I’m a picky bugger when it comes to poetry: there’s no point beating about the bush. It either moves me with the force of a storm, or I’m left largely cold. It only now occurs to me that this may not make for objective reviews, but if I’m up front now, it makes stuff a lot easier going forward. As I sat last night, deciding this would be the moment to consider other people’s output in my own words, I knew what it was that prompted the decision: Susan read this week at an Open Mic I was also a part of. The piece that made me want to buy her collection also taught me something I didn’t know. Go read about Lithopedion like I did, and be amazed.
Performance, however it transpires, needs to move something within those who watch if it is to be successful. Susan’s performance in the Open Mic was part of a pretty transformative evening for me overall, and having now had time to properly absorb her pamphlet from Selcouth Station it’s apparent that that brief moment of insight [Stone Babies] was a pretty good indicator of this collection’s potency.
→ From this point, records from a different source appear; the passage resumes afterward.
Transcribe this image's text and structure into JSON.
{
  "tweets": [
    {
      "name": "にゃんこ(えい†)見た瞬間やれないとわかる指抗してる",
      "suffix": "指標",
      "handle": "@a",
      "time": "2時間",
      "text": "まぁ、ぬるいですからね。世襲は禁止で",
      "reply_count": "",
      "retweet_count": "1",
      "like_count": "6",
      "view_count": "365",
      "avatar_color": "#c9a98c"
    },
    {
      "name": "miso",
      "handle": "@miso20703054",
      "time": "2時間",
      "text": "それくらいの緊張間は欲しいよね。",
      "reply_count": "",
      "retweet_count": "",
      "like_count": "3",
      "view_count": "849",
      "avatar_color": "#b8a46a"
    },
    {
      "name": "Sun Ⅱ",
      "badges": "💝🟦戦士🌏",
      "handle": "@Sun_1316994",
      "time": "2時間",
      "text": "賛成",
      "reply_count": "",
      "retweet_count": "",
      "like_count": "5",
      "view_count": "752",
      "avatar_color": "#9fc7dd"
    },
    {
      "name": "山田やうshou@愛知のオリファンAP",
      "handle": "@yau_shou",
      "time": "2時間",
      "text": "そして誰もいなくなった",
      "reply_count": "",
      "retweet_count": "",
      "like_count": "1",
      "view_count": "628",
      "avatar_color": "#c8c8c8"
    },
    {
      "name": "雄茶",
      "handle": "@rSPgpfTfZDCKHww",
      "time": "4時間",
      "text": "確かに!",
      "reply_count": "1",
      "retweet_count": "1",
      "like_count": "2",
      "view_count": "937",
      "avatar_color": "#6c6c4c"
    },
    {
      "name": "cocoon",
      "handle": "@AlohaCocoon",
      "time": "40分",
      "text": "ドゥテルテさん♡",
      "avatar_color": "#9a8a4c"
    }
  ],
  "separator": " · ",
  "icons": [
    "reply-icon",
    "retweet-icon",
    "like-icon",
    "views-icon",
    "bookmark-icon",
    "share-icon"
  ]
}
There’s wanting weaved within these poems, acknowledgement of emotional depth and strength [The Dolls’ House] with a considered splash of genuine wonder [Owl]. There is so much to lose yourself within here, to consider in the sphere of your own experience. With that in mind, [Hope] is the stand-out poem for me in this selection.
The other benefit of making time to see poets read their work is the insight it gives you as to how individual craft is approached and honed. Susan’s depth of field and shifts in focus transform photographic pieces into complex, three-dimensional structures with hidden depths, which make you wonder exactly where the words will take you if you’re brave enough to follow them. I want to come back to [Magpie Eggs (Two for Joy)] and understand the relationship Susan creates between herself and nature, to work out how that might help me better manipulate my own words to the same end.
In the end, as a poet, I reckon you need to learn something from every poet you read, because every day should be a school day, regardless of your ability. Susan’s taught me to be less afraid of the fantastical, of spinning a thought beyond my eyeline or just out of reach. I’m quite a practical poet, when all is said and done, and for a while poems like this made me wonder how it was possible to imagine such things, that clearly can’t be real… except, in Susan’s hands, they are. The fear that’s here is signposted too, with confidence and belief, and I know what is possible when you can harness that power to do your own bidding. Add some education along the way, and a new direction appears.
Buy this pamphlet, and you will not be disappointed.
We have news, and it’s again very good: another piece has been accepted for submission. There is no idea as yet as to when and where you’ll be able to find it, but it proves for me a potent point. The first idea is often the best one you’ll ever have. I’ve let myself wander away a bit from that path in the last few months, but we’re back here now.
More significantly, that means that there’s been work published every month since July. I have two Open Mics booked for this month and October. The relaunch of Subscription content has been better than I had anticipated, but will need hard work if I am to capitalize on these successes. In the end, getting people to believe in you is hard work. Who knew?
I’ll have a graphic up next week and a proper list of where you can read / hear my work, plus there’s a bit of rejected creative writing from the start of this period of fruitfulness that might not have succeeded in its particular contest slot, but which remains a fairly potent indicator of not only where I am now, but where things are going.
Most importantly, you’ll see #Instaverse back here on Monday.
July both started and finished as something of a personal disaster area for me, and so inevitably my work ended up suffering. Therefore, the decision was taken to call a halt to the #Instaverse, by which time I could not find the means by which to reintroduce them successfully back into my workflow.
August was always planned to be a month off (as there is no Short Story, either), and that’s still very much the case going forward. Therefore, the daily poetry is now scheduled to return on Monday, September 6th, which will also include the by now standard audio accompaniment.
Thank you for your understanding, and I’ll see you in a few weeks.
I watched someone this week perform poetry about an event so personal and clearly upsetting that it moved them almost to tears. This is not the first time I’ve seen this happen, either. How are these people capable of conveying their pain and drama so effectively? Will I ever get there myself…
I’ve lost a lot of friends over the years, a lot of which is to do with my own shortcomings. However, now I have lots of new friends who are more understanding of what I am, and what that means. The truth is lots of things to different people. Knowing when to move on is an important life skill.
This week, my night before writing schedule was pretty seriously fecked: by trips out, then football, and then inescapable fatigue. Therefore, we recorded them all, one after the other, starting here with a poem as a reminder that Endless Time is not my luxury, and so maybe extracting the digit and getting on with stuff is a better idea…
Someone really annoyed me today. Then I stopped and thought logically about why there is the need to react to such things in this way. The answer is simple. Context alters everything you see and do, and the Internet is a lens many people do not grasp is as capable of burning as it is reflecting or magnifying. Once you grasp why things happen, it becomes a great deal easier to rationalize.